I know when using a cable between a MM cartridge and the phono pre it's very important to take into account the capacitance of the cable for cartridge loading.

I don't recall seeing a discussion on the importance of using low capacitance cables between a SUT and  phono pre.  

I picked up a Denon Au-340 to replace my Denon AU-320 in my system and the AU-320 has built in cables that run to the phono pre, hence my question.

Is there a way to figure out the capacitance requirement for this cable or is it not that important? Will a good shielded cable work fine?

I don't want suggestions on some high dollar cables, that will never happen. I have about 15 or 20 pairs of cables that I picked up over the years, I can always go through the pile and measure the capacitance if necessary.





My laymans understanding of the scenario is that because the MC transformer converts high current low voltage LOMC to a higher voltage low current signal exiting the transformer an interconnect with high capacitance between the transformer and MM phono is more prone to noise intrusion.

Would love to see a cite with a detailed technical explanation.

You are looking too deep into it.  This is the simplest basic transformer theory and the simple ideal transformer model is all that is required.  The problem you are having is assuming the load is a resistance but in reality it is an impedance which can be any combination of R, L or C.  By the time you get into the models that include external capacitive loads, the concern is more about how that capacitance interacts with the internal R,L and C of the transformer and not how it reflect back to the source.

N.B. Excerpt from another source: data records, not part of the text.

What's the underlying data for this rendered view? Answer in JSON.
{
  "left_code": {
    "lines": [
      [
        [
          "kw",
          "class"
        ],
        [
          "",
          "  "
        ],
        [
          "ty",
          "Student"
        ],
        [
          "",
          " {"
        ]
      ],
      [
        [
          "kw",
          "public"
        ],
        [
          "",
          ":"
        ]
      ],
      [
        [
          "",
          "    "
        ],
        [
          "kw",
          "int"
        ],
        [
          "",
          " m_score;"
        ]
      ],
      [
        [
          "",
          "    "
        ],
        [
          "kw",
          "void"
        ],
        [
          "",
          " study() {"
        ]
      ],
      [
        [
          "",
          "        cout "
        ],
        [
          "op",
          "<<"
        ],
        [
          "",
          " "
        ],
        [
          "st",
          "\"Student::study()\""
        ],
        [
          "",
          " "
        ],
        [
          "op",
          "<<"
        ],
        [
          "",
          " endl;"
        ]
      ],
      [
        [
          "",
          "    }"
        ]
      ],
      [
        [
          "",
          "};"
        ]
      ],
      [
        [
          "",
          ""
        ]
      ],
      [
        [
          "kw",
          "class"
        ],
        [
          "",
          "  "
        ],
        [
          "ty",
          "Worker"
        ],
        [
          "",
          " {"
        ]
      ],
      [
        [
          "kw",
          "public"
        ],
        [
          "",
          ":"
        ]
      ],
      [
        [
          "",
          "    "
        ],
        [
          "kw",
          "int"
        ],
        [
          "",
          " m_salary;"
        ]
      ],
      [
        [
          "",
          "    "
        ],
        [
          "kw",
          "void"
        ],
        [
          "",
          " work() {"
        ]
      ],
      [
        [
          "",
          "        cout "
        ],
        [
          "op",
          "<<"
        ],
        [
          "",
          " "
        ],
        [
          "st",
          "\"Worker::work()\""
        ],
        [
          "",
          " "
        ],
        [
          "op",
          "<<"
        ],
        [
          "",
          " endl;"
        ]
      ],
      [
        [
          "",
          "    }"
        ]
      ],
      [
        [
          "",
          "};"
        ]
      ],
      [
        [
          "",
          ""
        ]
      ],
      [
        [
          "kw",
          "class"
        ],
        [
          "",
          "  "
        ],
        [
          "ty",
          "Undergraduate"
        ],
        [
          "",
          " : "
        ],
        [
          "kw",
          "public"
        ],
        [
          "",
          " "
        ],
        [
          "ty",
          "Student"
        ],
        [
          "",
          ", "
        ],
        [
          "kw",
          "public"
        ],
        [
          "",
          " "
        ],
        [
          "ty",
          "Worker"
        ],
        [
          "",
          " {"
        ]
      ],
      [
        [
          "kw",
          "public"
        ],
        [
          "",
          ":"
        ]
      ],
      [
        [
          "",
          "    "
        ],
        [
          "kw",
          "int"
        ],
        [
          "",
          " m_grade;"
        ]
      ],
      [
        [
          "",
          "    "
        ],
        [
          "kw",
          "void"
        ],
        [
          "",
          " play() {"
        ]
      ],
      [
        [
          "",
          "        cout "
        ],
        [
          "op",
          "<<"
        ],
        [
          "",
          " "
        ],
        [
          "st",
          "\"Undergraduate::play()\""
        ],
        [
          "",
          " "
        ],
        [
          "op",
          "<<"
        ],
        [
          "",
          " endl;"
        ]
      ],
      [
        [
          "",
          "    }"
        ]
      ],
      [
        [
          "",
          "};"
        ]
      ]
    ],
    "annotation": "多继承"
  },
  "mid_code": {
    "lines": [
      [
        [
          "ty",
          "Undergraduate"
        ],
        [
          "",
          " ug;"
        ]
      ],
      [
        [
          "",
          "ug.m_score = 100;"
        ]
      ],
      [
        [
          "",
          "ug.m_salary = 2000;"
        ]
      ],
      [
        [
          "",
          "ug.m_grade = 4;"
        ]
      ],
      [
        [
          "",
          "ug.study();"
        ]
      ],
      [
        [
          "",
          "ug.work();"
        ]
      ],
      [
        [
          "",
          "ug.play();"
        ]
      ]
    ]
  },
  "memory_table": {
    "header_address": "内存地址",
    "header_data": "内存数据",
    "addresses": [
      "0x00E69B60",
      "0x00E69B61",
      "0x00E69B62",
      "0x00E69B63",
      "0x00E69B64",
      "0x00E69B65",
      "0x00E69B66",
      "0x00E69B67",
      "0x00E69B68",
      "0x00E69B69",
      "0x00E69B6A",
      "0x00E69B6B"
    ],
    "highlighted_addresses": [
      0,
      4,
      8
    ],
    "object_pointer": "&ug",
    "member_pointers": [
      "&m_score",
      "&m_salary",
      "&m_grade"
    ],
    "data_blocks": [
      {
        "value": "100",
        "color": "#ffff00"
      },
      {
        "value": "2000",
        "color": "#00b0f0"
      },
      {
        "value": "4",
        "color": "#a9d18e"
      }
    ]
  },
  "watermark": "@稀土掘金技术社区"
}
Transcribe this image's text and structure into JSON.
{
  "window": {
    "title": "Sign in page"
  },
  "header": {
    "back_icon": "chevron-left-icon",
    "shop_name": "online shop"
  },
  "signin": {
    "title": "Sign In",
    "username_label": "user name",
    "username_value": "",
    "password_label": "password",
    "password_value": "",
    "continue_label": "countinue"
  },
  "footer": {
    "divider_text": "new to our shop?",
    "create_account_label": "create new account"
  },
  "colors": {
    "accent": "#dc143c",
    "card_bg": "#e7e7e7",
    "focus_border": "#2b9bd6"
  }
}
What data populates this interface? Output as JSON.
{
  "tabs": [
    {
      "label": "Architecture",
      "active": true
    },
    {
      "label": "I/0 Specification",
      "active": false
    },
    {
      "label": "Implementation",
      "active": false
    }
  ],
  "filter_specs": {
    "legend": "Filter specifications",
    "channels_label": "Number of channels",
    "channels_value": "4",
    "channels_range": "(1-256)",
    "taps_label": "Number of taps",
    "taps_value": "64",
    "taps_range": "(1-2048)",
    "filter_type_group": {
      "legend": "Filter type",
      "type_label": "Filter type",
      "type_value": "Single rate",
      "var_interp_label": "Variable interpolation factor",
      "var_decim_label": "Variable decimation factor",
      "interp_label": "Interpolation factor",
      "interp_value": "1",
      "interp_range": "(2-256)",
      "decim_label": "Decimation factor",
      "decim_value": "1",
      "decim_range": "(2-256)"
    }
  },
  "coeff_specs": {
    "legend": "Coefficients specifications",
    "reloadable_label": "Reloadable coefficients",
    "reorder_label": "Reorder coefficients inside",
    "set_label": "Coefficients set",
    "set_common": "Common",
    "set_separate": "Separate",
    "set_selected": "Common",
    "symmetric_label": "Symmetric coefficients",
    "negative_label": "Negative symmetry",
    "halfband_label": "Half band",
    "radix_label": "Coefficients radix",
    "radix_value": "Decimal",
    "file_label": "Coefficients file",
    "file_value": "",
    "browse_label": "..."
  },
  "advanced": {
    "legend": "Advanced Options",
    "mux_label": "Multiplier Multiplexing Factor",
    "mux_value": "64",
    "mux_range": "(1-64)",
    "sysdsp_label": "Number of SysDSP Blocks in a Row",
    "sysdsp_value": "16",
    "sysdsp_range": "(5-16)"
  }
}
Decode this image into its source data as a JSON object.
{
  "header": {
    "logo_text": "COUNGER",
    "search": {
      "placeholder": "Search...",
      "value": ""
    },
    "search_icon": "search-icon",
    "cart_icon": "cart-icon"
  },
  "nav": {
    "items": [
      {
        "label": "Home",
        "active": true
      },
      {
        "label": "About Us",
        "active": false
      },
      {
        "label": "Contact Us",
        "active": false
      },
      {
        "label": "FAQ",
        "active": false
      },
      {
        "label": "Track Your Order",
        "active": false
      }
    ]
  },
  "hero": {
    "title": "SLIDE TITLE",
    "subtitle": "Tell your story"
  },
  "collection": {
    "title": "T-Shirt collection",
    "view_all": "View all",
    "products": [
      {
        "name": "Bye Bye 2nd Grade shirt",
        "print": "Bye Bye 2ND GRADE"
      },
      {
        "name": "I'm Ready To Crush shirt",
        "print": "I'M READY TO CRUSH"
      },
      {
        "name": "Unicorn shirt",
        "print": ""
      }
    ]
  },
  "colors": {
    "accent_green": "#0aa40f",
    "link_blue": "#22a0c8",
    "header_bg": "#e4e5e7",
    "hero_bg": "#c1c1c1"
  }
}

No, that's not the problem I was having.  Worked through it with a friend and see that I was not correct.  Regardless, something that actually explains it would be beneficial.  I like to enhance my understanding of things, not just parrot what someone says because they said it. 

However, transformers do not reflect secondary load C to the primary.   


Transformers transform impedance and impedance includes capacitance. However, things are not as simple as just that. You have to also consider how a parallel capacitance interacts with the inductance of the transformer- and here we are talking about a resonance. This is also occurring on the primary side! Of course, I'm saying the same thing that Dave @intactaudio just did in different words.

If your EE friends tell you this isn't a thing, here's an EE that is telling you it is, just FWIW... but 'multiplied back to the source' is only correct in that there is a fractional factor involved, variable with frequency. This is really one reason I stay away from SUTs if I can help it 😁

As a general rule of thumb, the best advice is to use low capacitance cables. If you do this right, the electrical resonances involved will be so high that on the cartridge side it will be well outside the transformer's bandwidth. If loaded properly on the secondary side (such that there is no ringing) again you're off the hook. At any rate don't think for a minute that the loading on the secondary side (including capacitive effects) can't be measured on the primary side!